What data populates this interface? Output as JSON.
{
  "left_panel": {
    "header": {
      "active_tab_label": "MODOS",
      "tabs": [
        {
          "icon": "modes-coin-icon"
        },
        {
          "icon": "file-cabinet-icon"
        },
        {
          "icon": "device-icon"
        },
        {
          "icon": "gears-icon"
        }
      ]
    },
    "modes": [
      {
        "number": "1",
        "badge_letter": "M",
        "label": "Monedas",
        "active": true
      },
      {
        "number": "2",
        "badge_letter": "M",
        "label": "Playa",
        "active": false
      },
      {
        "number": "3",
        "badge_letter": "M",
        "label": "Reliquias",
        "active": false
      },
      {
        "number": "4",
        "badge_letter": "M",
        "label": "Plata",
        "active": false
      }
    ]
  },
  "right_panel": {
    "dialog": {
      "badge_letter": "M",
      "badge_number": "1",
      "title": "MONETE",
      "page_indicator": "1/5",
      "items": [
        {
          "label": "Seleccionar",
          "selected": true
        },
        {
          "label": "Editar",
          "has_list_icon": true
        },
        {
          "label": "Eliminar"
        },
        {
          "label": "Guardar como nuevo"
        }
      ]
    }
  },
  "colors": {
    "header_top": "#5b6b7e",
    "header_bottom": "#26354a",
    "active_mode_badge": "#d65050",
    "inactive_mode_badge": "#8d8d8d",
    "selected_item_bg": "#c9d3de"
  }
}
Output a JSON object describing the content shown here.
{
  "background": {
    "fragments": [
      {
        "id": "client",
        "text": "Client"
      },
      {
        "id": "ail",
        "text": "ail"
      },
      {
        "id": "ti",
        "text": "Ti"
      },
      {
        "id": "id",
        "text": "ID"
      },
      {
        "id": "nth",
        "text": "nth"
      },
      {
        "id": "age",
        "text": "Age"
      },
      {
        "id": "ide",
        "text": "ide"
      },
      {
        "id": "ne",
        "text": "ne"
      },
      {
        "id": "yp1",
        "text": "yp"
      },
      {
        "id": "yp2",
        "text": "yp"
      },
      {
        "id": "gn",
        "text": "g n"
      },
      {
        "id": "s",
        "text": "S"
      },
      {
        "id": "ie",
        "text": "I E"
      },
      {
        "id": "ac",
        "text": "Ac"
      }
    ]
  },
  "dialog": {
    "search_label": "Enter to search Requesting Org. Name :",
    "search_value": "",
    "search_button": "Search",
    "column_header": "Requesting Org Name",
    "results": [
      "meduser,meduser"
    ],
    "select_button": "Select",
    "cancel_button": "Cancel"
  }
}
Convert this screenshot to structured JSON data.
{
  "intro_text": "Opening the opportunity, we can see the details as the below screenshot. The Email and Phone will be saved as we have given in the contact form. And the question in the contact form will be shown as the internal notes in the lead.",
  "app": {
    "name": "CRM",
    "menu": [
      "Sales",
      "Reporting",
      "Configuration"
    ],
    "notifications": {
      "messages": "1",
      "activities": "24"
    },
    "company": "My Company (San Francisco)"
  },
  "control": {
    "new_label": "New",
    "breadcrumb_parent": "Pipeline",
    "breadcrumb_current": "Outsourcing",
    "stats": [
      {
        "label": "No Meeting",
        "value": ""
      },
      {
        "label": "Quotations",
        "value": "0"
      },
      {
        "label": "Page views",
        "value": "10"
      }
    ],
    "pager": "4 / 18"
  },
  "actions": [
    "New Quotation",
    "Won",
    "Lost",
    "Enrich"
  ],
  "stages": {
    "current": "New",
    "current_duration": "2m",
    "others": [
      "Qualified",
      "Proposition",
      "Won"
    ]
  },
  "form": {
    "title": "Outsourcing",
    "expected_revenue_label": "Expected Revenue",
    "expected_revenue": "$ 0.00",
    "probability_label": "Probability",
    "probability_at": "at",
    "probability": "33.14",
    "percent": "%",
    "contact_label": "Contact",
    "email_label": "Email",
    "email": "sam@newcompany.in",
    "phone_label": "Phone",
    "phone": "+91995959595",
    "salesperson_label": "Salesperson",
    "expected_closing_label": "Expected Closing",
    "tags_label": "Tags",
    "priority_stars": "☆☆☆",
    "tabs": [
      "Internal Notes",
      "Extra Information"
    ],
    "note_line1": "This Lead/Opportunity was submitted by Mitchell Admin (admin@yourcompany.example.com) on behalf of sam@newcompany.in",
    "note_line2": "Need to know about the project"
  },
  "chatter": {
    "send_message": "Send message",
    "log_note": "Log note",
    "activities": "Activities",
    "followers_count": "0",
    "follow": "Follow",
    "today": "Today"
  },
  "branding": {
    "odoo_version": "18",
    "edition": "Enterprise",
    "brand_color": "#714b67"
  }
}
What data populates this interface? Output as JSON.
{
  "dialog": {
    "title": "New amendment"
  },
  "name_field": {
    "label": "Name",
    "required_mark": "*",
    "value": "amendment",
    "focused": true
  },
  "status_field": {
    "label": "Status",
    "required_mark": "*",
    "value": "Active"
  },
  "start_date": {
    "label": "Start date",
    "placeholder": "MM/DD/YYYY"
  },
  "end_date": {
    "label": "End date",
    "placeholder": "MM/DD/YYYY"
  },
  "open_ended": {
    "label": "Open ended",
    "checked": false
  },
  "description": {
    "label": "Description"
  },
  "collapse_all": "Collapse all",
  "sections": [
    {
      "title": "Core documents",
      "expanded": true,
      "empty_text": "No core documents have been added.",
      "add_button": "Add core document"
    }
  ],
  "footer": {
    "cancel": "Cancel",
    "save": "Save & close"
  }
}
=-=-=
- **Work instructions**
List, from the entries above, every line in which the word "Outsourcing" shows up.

- **Result for this exercise**
    "breadcrumb_current": "Outsourcing",
    "title": "Outsourcing",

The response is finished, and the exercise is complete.